Spontaneous Content

Allowing scope for spontaneity in your social media content curation schedule is a great way to encourage those outbursts of creativity that you may sometimes experience. 

Visual content tools such as Canva are of great use if you simply want to quickly create a pin for your Pinterest board or even a meme for Facebook.

A flexible schedule also ensures there’s room to accommodate a trending news article relevant to your industry or a rumor that has been going viral.

Experiment with these content curation strategies and different content type mixes and determine what works (and what doesn’t) for your business. 

What other tools or strategies do you find most helpful?

image credit: Gonzalo Aragon

About Vasudha Veeranna

Vasudha is a blogger at DrumUp, a social media management tool where she writes extensively about social media and content marketing.

  • These are amazing tips! Thanks for the refresher. 
    Another I might add is to mix up your post types from text-only (ensure these provide some sort of value to the reader, such as humour, or to answer a question, otherwise it’s boring and will be overlooked), link-preview to an article with more info on a topic (ensure there’s a quality photo being pulled here along with a catchy title), photo (such as a meme or a photo of an event the business attended), video (something funny, an informative, branded piece, or even a quick 15 second video from Twitter or Instagram to spice things up), a “Share” right from someone else’s page, etc. 
    It’s important to keep a good mix between promotional, informational, and spontaneous content, but it’s also important to mix up the post type for each of these content sharing options.

  • I had never heard of Newsle, definitely will play around with that and a few of the other suggested tools.

  • Kelsey Vere Yes! Agree! Also times of posts … one person I work with has clients in Europe, so a 4 pm post in the US doesn’t make sense for a potential or current client in Amsterdam. I need to think about when her audience may be tuned in.

  • biggreenpen Yes! It’s very important to consider timing. With some social networks like Twitter you can post similar tweets multiple times a day without annoying your audience. This is great when trying to reach a particular audience who may be in a different time zone.
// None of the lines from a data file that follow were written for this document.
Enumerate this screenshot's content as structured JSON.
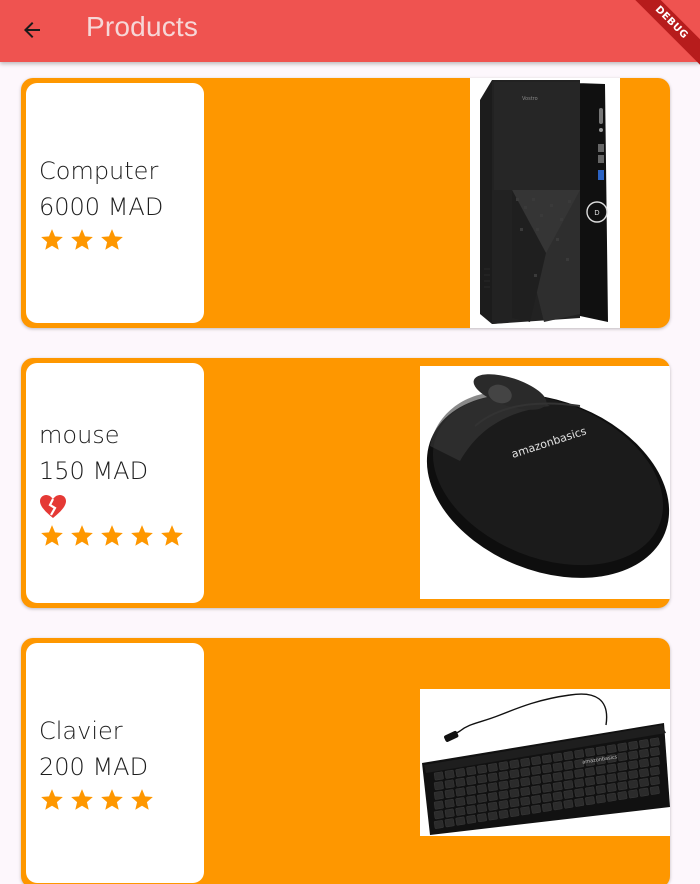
{
  "appbar": {
    "title": "Products",
    "back_icon": "arrow-back-icon",
    "background": "#ef5350"
  },
  "debug_banner": {
    "label": "DEBUG"
  },
  "theme": {
    "card_color": "#fe9700",
    "star_color": "#fe9700",
    "heart_color": "#e53935"
  },
  "products": [
    {
      "name": "Computer",
      "price": "6000 MAD",
      "rating": 3,
      "favorite_broken": false,
      "image_icon": "desktop-tower-image"
    },
    {
      "name": "mouse",
      "price": "150 MAD",
      "rating": 5,
      "favorite_broken": true,
      "image_icon": "computer-mouse-image",
      "image_text": "amazonbasics"
    },
    {
      "name": "Clavier",
      "price": "200 MAD",
      "rating": 4,
      "favorite_broken": false,
      "image_icon": "keyboard-image",
      "image_text": "amazonbasics"
    }
  ]
}
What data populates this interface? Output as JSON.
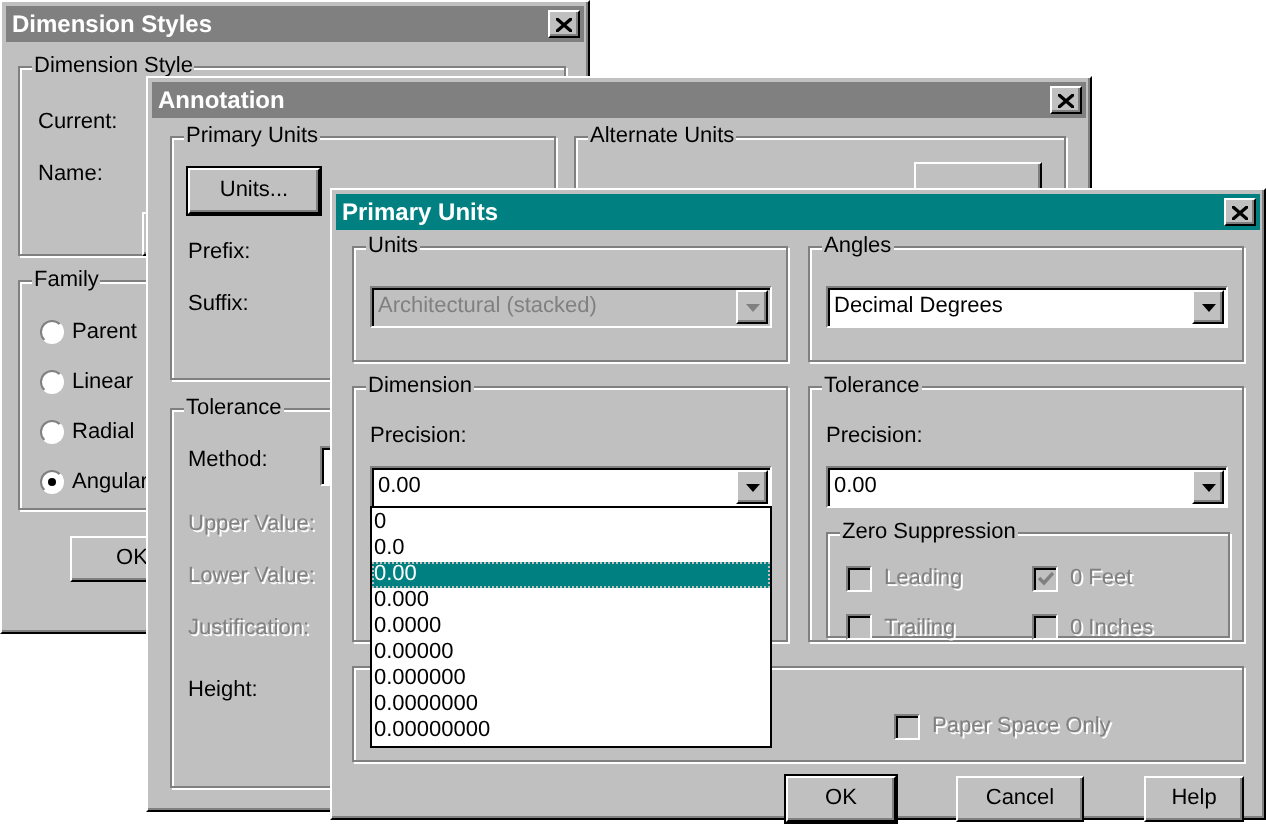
{
  "dimension_styles": {
    "title": "Dimension Styles",
    "active": false,
    "dimension_style": {
      "label": "Dimension Style",
      "fields": [
        "Current:",
        "Name:"
      ]
    },
    "family": {
      "label": "Family",
      "options": [
        {
          "label": "Parent",
          "selected": false
        },
        {
          "label": "Linear",
          "selected": false
        },
        {
          "label": "Radial",
          "selected": false
        },
        {
          "label": "Angular",
          "selected": true
        }
      ]
    },
    "buttons": [
      "OK"
    ]
  },
  "annotation": {
    "title": "Annotation",
    "active": false,
    "primary_units": {
      "label": "Primary Units",
      "button": "Units...",
      "fields": [
        "Prefix:",
        "Suffix:"
      ]
    },
    "alternate_units": {
      "label": "Alternate Units"
    },
    "tolerance": {
      "label": "Tolerance",
      "fields": [
        {
          "label": "Method:",
          "disabled": false
        },
        {
          "label": "Upper Value:",
          "disabled": true
        },
        {
          "label": "Lower Value:",
          "disabled": true
        },
        {
          "label": "Justification:",
          "disabled": true
        },
        {
          "label": "Height:",
          "disabled": false
        }
      ]
    }
  },
  "primary_units": {
    "title": "Primary Units",
    "active": true,
    "units": {
      "label": "Units",
      "value": "Architectural (stacked)",
      "disabled": true
    },
    "angles": {
      "label": "Angles",
      "value": "Decimal Degrees",
      "disabled": false
    },
    "dimension": {
      "label": "Dimension",
      "precision_label": "Precision:",
      "value": "0.00",
      "expanded": true,
      "options": [
        {
          "label": "0",
          "selected": false
        },
        {
          "label": "0.0",
          "selected": false
        },
        {
          "label": "0.00",
          "selected": true
        },
        {
          "label": "0.000",
          "selected": false
        },
        {
          "label": "0.0000",
          "selected": false
        },
        {
          "label": "0.00000",
          "selected": false
        },
        {
          "label": "0.000000",
          "selected": false
        },
        {
          "label": "0.0000000",
          "selected": false
        },
        {
          "label": "0.00000000",
          "selected": false
        }
      ]
    },
    "tolerance": {
      "label": "Tolerance",
      "precision_label": "Precision:",
      "value": "0.00",
      "zero_suppression": {
        "label": "Zero Suppression",
        "options": [
          {
            "label": "Leading",
            "checked": false,
            "disabled": true
          },
          {
            "label": "0 Feet",
            "checked": true,
            "disabled": true
          },
          {
            "label": "Trailing",
            "checked": false,
            "disabled": true
          },
          {
            "label": "0 Inches",
            "checked": false,
            "disabled": true
          }
        ]
      }
    },
    "paper_space": {
      "label": "Paper Space Only",
      "checked": false,
      "disabled": true
    },
    "buttons": [
      {
        "label": "OK",
        "default": true
      },
      {
        "label": "Cancel",
        "default": false
      },
      {
        "label": "Help",
        "default": false
      }
    ]
  }
}
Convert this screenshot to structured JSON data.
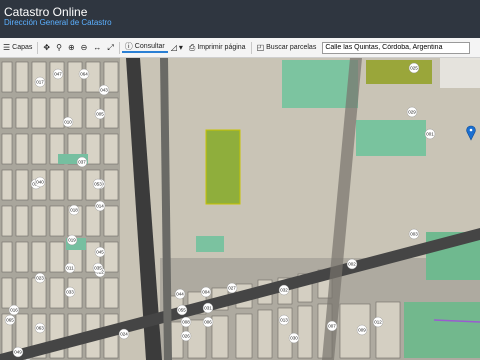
{
  "header": {
    "title": "Catastro Online",
    "subtitle": "Dirección General de Catastro"
  },
  "toolbar": {
    "layers_label": "Capas",
    "consultar_label": "Consultar",
    "print_label": "Imprimir página",
    "search_parcels_label": "Buscar parcelas",
    "search_value": "Calle las Quintas, Córdoba, Argentina"
  },
  "map": {
    "parcel_labels": [
      "001",
      "002",
      "003",
      "004",
      "005",
      "006",
      "007",
      "008",
      "009",
      "010",
      "011",
      "012",
      "013",
      "014",
      "015",
      "016",
      "017",
      "018",
      "019",
      "020",
      "022",
      "023",
      "024",
      "025",
      "026",
      "027",
      "029",
      "030",
      "031",
      "032",
      "033",
      "035",
      "037",
      "039",
      "040",
      "043",
      "044",
      "045",
      "047",
      "049",
      "053",
      "055",
      "063",
      "064",
      "065"
    ],
    "marker_color": "#1a6fd1"
  },
  "colors": {
    "header_bg": "#2f3640",
    "subtitle": "#5bb0ff",
    "green_field": "#7aa83a",
    "teal_field": "#6fc3a0"
  }
}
But for social networks like Facebook where the life expectancy of your post lasts a bit longer, especially when people engage with it, the timing may not be as important as a social network like Instagram, for example. On Instagram the life expectancy of your post is pretty short because posts appear in newsfeeds only until the user’s following continues to post and your post bumps further and further down into their feed, making it less likely that your post will be seen. It’s very important to get the timing right on Instagram, or at least, to be consistent and active.

    Timing is something you can figure out by looking at the statistics of your past posts. Experimentation helps to get the right timing down.